The GAO recommended the Department of Health and Human Services (HHS) and Federal Emergency Management Agency (FEMA) outline steps the federal government will take to mitigate supply chain shortages and communicate those plans to stakeholders, including state governments, which have often been left in the dark.
HHS and FEMA should also help states track the status of supply requests from the federal government so they can plan for their needs for the remainder of the pandemic, the GAO said.
HHS objected to the recommendations, telling GAO its report is "incorrect."
"Unfortunately, your report and recommendations prioritize anonymous anecdotes about minor and temporary coordination issues over a fair assessment of the federal government's historic achievements in increasing supply availability and executing the logistics required to fill identified supply chain gaps," HHS Assistant Secretary for Legislation Sarah Arbes wrote in a response to GAO.
GAO argued that its findings are "based on evidence."
"These actions could contribute to ensuring a more effective response by helping to mitigate challenges with the stability of the medical supply chain and the ability of nonfederal partners to track, plan, and budget for ongoing medical supply needs," the report says.
While several agencies had helped HHS manage supply chain issues, all responsibilities transitioned to HHS between July and September, according to the report.
But the GAO expressed concern that "this amount of responsibility at the scale the response necessitates" may require more support throughout the pandemic.
Meanwhile, it's still not clearly defined how HHS will take over those roles and responsibilities, which may leave the federal response structure "unable to respond to new supply chain challenges that could emerge," the report reads.
The GAO also recommended that HHS and the Department of Defense share the national plan for COVID-19 vaccine distribution. HHS officials previously said the agency would send a report to Congress in September, but has not given more specifics. In response to the recommendation, HHS told the GAO it "neither agreed nor disagreed" with it, but "noted factors that complicate the publication of a plan."
Congressional Democrats have hit President Trump throughout the pandemic for not having a plan to fight COVID-19, instead largely leaving the response to the states.
"Today's report from the independent Government Accountability Office confirms that eight months after this deadly virus reached our shores, President Trump is still refusing to implement a coherent national plan to contain the outbreak," Rep. James Clyburn (D-S.C.), chairman of the Select Subcommittee on the Coronavirus Crisis, said in a statement.
"I agree with GAO that we need 'timely and concerted actions' to contain this virus, and I urge the Administration to heed GAO's nonpartisan recommendations and finally show some leadership to protect Americans' lives."

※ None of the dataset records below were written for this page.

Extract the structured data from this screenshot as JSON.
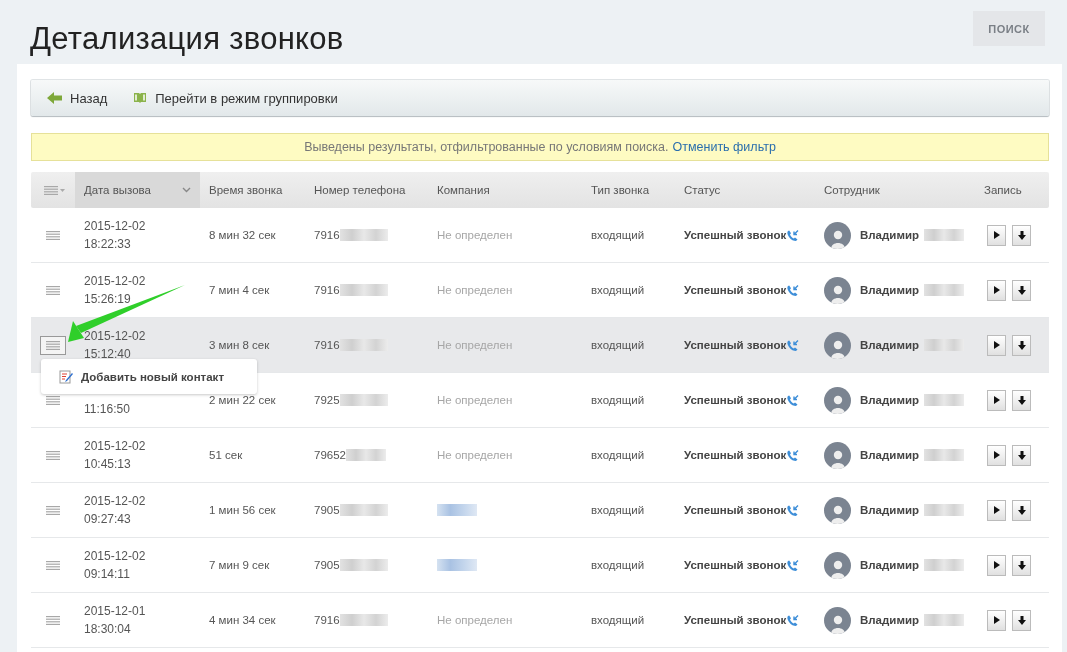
{
  "page_title": "Детализация звонков",
  "search_button": "ПОИСК",
  "toolbar": [
    {
      "kind": "back",
      "label": "Назад"
    },
    {
      "kind": "book",
      "label": "Перейти в режим группировки"
    }
  ],
  "notice": {
    "text": "Выведены результаты, отфильтрованные по условиям поиска.",
    "link": "Отменить фильтр"
  },
  "table": {
    "columns": [
      {
        "kind": "menu",
        "sorted": false
      },
      {
        "label": "Дата вызова",
        "sorted": true
      },
      {
        "label": "Время звонка",
        "sorted": false
      },
      {
        "label": "Номер телефона",
        "sorted": false
      },
      {
        "label": "Компания",
        "sorted": false
      },
      {
        "label": "Тип звонка",
        "sorted": false
      },
      {
        "label": "Статус",
        "sorted": false
      },
      {
        "label": "Сотрудник",
        "sorted": false
      },
      {
        "label": "Запись",
        "sorted": false
      }
    ],
    "rows": [
      {
        "selected": false,
        "menu_open": false,
        "date": "2015-12-02",
        "time": "18:22:33",
        "duration": "8 мин 32 сек",
        "phone": "7916",
        "phone_blurred": true,
        "company": {
          "kind": "text",
          "text": "Не определен"
        },
        "type": "входящий",
        "status": "Успешный звонок",
        "employee": "Владимир",
        "employee_blurred": true
      },
      {
        "selected": false,
        "menu_open": false,
        "date": "2015-12-02",
        "time": "15:26:19",
        "duration": "7 мин 4 сек",
        "phone": "7916",
        "phone_blurred": true,
        "company": {
          "kind": "text",
          "text": "Не определен"
        },
        "type": "входящий",
        "status": "Успешный звонок",
        "employee": "Владимир",
        "employee_blurred": true
      },
      {
        "selected": true,
        "menu_open": true,
        "date": "2015-12-02",
        "time": "15:12:40",
        "duration": "3 мин 8 сек",
        "phone": "7916",
        "phone_blurred": true,
        "company": {
          "kind": "text",
          "text": "Не определен"
        },
        "type": "входящий",
        "status": "Успешный звонок",
        "employee": "Владимир",
        "employee_blurred": true
      },
      {
        "selected": false,
        "menu_open": false,
        "time": "11:16:50",
        "duration": "2 мин 22 сек",
        "phone": "7925",
        "phone_blurred": true,
        "company": {
          "kind": "text",
          "text": "Не определен"
        },
        "type": "входящий",
        "status": "Успешный звонок",
        "employee": "Владимир",
        "employee_blurred": true
      },
      {
        "selected": false,
        "menu_open": false,
        "date": "2015-12-02",
        "time": "10:45:13",
        "duration": "51 сек",
        "phone": "79652",
        "phone_blurred": true,
        "company": {
          "kind": "text",
          "text": "Не определен"
        },
        "type": "входящий",
        "status": "Успешный звонок",
        "employee": "Владимир",
        "employee_blurred": true
      },
      {
        "selected": false,
        "menu_open": false,
        "date": "2015-12-02",
        "time": "09:27:43",
        "duration": "1 мин 56 сек",
        "phone": "7905",
        "phone_blurred": true,
        "company": {
          "kind": "blurred"
        },
        "type": "входящий",
        "status": "Успешный звонок",
        "employee": "Владимир",
        "employee_blurred": true
      },
      {
        "selected": false,
        "menu_open": false,
        "date": "2015-12-02",
        "time": "09:14:11",
        "duration": "7 мин 9 сек",
        "phone": "7905",
        "phone_blurred": true,
        "company": {
          "kind": "blurred"
        },
        "type": "входящий",
        "status": "Успешный звонок",
        "employee": "Владимир",
        "employee_blurred": true
      },
      {
        "selected": false,
        "menu_open": false,
        "date": "2015-12-01",
        "time": "18:30:04",
        "duration": "4 мин 34 сек",
        "phone": "7916",
        "phone_blurred": true,
        "company": {
          "kind": "text",
          "text": "Не определен"
        },
        "type": "входящий",
        "status": "Успешный звонок",
        "employee": "Владимир",
        "employee_blurred": true
      }
    ]
  },
  "row_menu": {
    "items": [
      "Добавить новый контакт"
    ]
  },
  "annotation": {
    "kind": "arrow"
  }
}
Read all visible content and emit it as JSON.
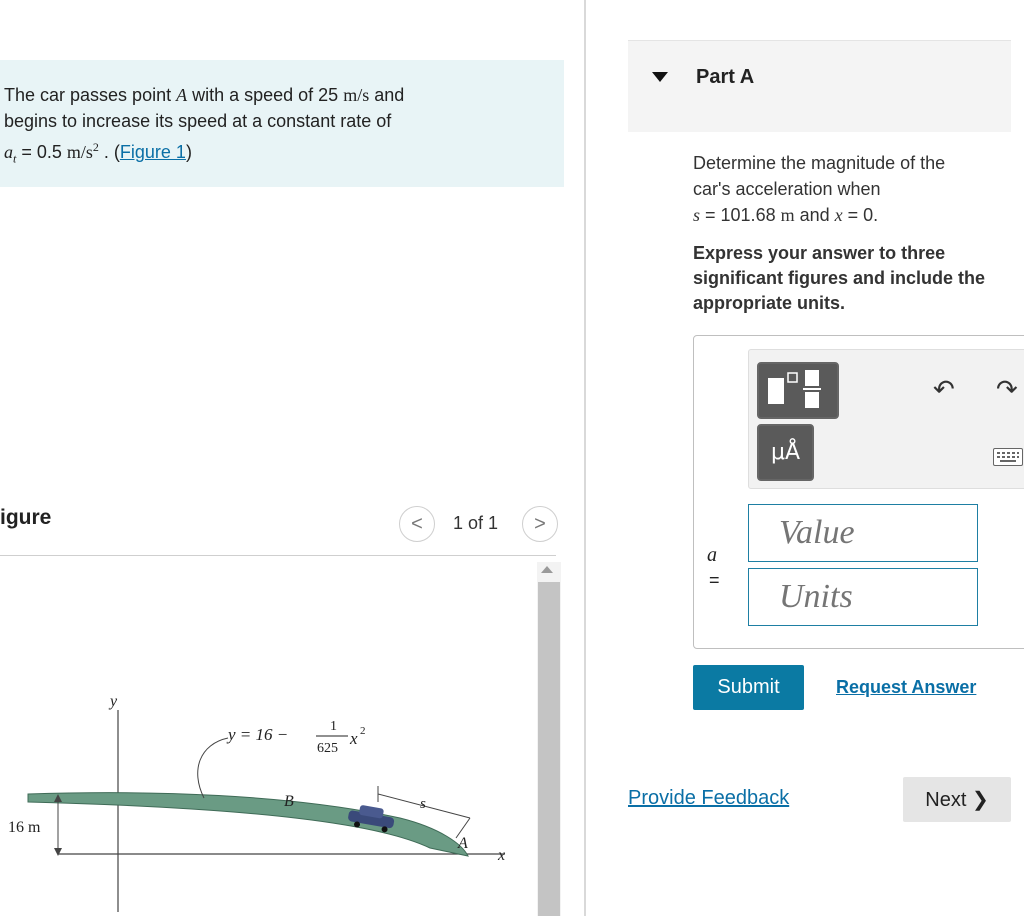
{
  "problem": {
    "line1_prefix": "The car passes point ",
    "point": "A",
    "line1_suffix": " with a speed of 25 ",
    "speed_unit": "m/s",
    "line1_end": " and",
    "line2": "begins to increase its speed at a constant rate of",
    "at_symbol": "a",
    "at_sub": "t",
    "at_eq": " = 0.5 ",
    "at_unit": "m/s",
    "at_unit_exp": "2",
    "figure_link_prefix": " . (",
    "figure_link": "Figure 1",
    "figure_link_suffix": ")"
  },
  "figure_panel": {
    "title": "igure",
    "prev_label": "<",
    "next_label": ">",
    "counter": "1 of 1",
    "figure": {
      "axis_y": "y",
      "axis_x": "x",
      "equation_lhs": "y = 16 −",
      "frac_num": "1",
      "frac_den": "625",
      "equation_rhs": "x",
      "equation_exp": "2",
      "label_b": "B",
      "label_a": "A",
      "label_s": "s",
      "height_label": "16 m"
    }
  },
  "part": {
    "title": "Part A",
    "question_line1": "Determine the magnitude of the",
    "question_line2": "car's acceleration when",
    "q_s": "s",
    "q_s_val": " = 101.68 ",
    "q_s_unit": "m",
    "q_and": " and ",
    "q_x": "x",
    "q_x_val": " = 0.",
    "instructions": "Express your answer to three significant figures and include the appropriate units."
  },
  "answer": {
    "units_tool_label": "μÅ",
    "undo_icon": "↶",
    "redo_icon": "↷",
    "variable": "a",
    "equals": "=",
    "value_placeholder": "Value",
    "units_placeholder": "Units",
    "submit_label": "Submit",
    "request_answer_label": "Request Answer"
  },
  "footer": {
    "feedback_label": "Provide Feedback",
    "next_label": "Next ❯"
  },
  "colors": {
    "accent": "#0b7aa3",
    "link": "#0a6fa6",
    "problem_bg": "#e8f4f6",
    "road": "#6a9b84"
  }
}
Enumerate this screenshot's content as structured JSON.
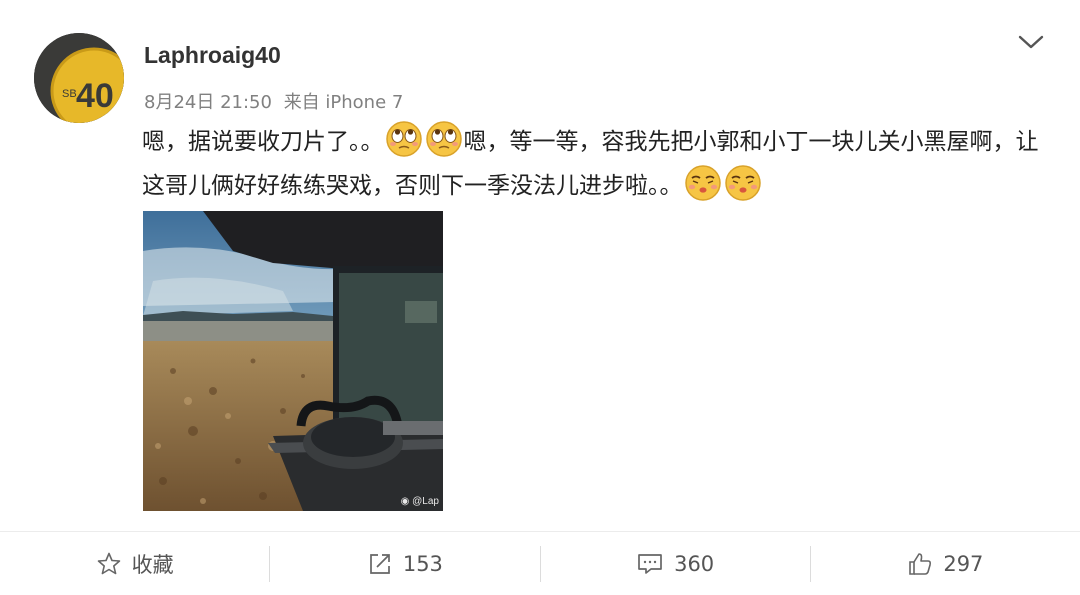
{
  "post": {
    "username": "Laphroaig40",
    "date": "8月24日 21:50",
    "source": "来自 iPhone 7",
    "avatar_text": "40",
    "avatar_small_text": "SB",
    "content_part1": "嗯，据说要收刀片了。。",
    "content_part2": "嗯，等一等，容我先把小郭和小丁一块儿关小黑屋啊，让这哥儿俩好好练练哭戏，否则下一季没法儿进步啦。。",
    "photo_watermark": "@Lap",
    "emojis": [
      "rolling-eyes-emoji",
      "rolling-eyes-emoji",
      "kiss-emoji",
      "kiss-emoji"
    ]
  },
  "actions": {
    "favorite_label": "收藏",
    "repost_count": "153",
    "comment_count": "360",
    "like_count": "297"
  },
  "icons": [
    "chevron-down-icon",
    "star-icon",
    "repost-icon",
    "comment-icon",
    "thumbs-up-icon"
  ]
}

The GAO report also recommended that the Centers for Disease Control and Prevention collect better data about COVID-19 cases and deaths by race and ethnicity, noting that the data that is publicly available is incomplete. HHS agreed with the recommendation.
The GAO also noted that HHS's data on COVID-19 in nursing homes does not include the early months of the pandemic. HHS began requiring nursing homes report COVID-19 data to the CDC in May, but it did not ask for information on deaths or cases that occurred before that.
"By not requiring nursing homes to submit data from the first 4 months of 2020, HHS is limiting the usefulness of the data in helping to understand the effects of COVID-19 in nursing homes," the report reads.
The GAO recommended that HHS develop a strategy to capture "more complete data" back to Jan. 1, but HHS "expressed concern about the burden of collecting it."